When a new I/O request is submitted, it is insertion-sorted into the standard queue, and placed at the tail of its respective (read or write) FIFO queue. Normally, the hard drive is sent I/O requests from the head of the standard sorted queue. This maximizes global throughput by minimizing seeks, as the normal queue is sorted by block number (as with the Linus Elevator).
When the item at the head of one of the FIFO queues grows older than the expiration value associated with its queue, however, the I/O scheduler stops dispatching I/O requests from the standard queue, and begins servicing requests from that queue—the request at the head of the FIFO queue is serviced, plus a couple of extras for good measure. The I/O scheduler needs to check and handle only the requests at the head of the queue, as those are the oldest requests.
In this manner, the Deadline I/O Scheduler can enforce a soft deadline on I/O requests. Although it makes no promise that an I/O request will be serviced before its expiration time, the I/O scheduler generally services requests near their expiration times. Thus, the Deadline I/O Scheduler continues to provide good global throughput without starving any one request for an unacceptably long time. Because read requests are given shorter expiration times, the writes-starving-reads problem is minimized.

The Noop I/O scheduler implements a simple first-in first-out (FIFO) scheduling algorithm. Merging of requests happens at the generic block layer, but is a simple last-hit cache. If a system is CPU-bound and the storage is fast, this can be the best I/O scheduler to use.



Leave a Reply

Fill in your details below or click an icon to log in: Logo

You are commenting using your account. Log Out / Change )

Twitter picture

You are commenting using your Twitter account. Log Out / Change )

Facebook photo
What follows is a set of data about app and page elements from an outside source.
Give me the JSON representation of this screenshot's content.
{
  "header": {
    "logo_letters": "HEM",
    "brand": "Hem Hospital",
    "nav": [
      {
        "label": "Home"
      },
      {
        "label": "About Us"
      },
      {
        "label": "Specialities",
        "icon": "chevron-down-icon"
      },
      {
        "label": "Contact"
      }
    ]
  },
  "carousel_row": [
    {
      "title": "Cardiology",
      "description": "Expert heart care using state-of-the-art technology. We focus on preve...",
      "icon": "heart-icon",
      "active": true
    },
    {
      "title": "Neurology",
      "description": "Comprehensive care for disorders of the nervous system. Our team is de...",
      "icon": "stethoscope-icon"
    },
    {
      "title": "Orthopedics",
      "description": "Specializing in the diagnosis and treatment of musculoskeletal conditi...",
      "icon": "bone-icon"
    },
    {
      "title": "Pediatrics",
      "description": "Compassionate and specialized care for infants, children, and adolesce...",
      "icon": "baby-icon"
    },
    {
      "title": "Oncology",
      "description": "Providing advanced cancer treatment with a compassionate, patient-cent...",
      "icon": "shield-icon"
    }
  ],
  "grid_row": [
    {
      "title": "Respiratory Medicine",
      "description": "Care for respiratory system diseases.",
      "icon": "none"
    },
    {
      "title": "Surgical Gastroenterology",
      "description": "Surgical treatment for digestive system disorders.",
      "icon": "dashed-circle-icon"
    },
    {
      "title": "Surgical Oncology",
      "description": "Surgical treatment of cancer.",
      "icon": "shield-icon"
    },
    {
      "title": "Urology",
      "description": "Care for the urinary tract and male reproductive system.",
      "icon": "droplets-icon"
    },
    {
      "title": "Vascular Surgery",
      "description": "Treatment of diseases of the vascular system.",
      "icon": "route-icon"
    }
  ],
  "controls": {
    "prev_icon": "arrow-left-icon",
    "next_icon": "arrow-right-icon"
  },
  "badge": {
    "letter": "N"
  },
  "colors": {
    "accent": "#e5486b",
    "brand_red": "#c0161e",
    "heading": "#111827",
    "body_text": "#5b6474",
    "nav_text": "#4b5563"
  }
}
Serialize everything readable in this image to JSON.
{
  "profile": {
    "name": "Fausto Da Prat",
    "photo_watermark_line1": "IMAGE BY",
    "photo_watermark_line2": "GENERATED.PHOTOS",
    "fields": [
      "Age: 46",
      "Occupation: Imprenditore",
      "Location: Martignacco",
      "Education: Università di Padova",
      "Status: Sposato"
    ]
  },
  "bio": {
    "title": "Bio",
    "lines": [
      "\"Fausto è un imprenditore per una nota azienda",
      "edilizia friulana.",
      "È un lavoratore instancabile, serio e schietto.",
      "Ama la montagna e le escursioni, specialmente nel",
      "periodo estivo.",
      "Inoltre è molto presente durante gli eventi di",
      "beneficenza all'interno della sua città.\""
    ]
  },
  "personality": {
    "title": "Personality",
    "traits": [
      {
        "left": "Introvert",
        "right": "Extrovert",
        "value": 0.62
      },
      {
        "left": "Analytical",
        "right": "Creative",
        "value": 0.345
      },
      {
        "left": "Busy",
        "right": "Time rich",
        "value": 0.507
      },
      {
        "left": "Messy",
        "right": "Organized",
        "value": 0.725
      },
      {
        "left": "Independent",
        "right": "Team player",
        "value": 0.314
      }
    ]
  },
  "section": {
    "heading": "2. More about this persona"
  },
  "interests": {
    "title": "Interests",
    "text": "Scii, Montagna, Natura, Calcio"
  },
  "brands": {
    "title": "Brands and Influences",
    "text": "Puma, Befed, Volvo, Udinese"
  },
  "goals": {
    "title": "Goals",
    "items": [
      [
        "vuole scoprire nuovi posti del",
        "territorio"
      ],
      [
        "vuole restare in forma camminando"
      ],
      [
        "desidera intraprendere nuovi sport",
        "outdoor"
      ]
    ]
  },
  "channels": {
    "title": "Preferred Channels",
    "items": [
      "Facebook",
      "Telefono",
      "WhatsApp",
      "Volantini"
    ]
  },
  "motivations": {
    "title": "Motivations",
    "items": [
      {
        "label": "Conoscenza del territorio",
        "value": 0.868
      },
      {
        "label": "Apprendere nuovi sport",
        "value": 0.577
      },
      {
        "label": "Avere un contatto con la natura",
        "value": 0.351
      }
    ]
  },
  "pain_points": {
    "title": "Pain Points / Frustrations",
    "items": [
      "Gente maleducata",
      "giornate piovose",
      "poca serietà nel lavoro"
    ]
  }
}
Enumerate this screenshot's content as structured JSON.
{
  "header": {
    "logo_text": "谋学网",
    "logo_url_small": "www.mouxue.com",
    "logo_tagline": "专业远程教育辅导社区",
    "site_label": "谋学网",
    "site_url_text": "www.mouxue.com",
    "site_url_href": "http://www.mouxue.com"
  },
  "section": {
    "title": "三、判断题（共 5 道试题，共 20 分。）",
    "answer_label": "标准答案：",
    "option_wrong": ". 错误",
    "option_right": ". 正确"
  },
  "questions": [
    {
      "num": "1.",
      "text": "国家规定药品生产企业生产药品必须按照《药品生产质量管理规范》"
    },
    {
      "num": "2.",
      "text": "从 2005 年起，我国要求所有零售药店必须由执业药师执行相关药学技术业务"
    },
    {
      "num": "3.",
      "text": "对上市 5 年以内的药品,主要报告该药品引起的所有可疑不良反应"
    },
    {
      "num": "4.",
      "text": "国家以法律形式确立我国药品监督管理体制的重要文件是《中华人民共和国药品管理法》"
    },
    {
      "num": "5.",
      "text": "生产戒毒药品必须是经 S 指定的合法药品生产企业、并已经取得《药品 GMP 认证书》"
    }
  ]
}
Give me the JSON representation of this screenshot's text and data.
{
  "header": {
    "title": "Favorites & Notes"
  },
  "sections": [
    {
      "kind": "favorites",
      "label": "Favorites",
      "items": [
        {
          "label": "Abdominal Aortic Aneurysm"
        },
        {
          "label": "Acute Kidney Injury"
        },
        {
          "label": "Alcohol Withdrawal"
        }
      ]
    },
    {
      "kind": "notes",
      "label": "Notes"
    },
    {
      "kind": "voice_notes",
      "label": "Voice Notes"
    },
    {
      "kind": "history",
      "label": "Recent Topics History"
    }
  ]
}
You are commenting using your Facebook account. Log Out / Change )

Google+ photo

You are commenting using your Google+ account. Log Out / Change )

Connecting to %s